**WORK REQUEST:** Only lines holding "Courses" are wanted; copy each of them from the records below.

■ ■ ■ ■ ■

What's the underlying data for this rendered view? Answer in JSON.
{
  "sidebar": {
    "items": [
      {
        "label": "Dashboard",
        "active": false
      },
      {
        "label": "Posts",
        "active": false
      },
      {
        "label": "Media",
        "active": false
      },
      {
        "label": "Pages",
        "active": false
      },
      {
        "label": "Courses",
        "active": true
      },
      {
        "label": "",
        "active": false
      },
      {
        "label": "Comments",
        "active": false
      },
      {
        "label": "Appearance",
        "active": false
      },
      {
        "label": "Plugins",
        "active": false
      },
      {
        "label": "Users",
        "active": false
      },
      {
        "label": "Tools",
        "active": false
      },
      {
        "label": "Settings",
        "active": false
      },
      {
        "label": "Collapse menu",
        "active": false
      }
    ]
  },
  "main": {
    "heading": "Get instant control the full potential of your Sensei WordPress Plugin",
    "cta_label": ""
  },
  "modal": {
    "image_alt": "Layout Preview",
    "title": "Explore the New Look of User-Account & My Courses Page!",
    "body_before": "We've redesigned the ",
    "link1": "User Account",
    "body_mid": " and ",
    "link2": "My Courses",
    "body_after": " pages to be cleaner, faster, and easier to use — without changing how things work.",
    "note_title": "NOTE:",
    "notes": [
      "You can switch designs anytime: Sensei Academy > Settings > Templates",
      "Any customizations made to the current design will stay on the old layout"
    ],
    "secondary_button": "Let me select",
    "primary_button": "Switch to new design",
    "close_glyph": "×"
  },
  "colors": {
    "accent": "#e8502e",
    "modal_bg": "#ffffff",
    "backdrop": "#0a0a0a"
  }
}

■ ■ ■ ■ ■

**RESPONSE AREA:**
        "label": "Courses",
    "title": "Explore the New Look of User-Account & My Courses Page!",
    "link2": "My Courses",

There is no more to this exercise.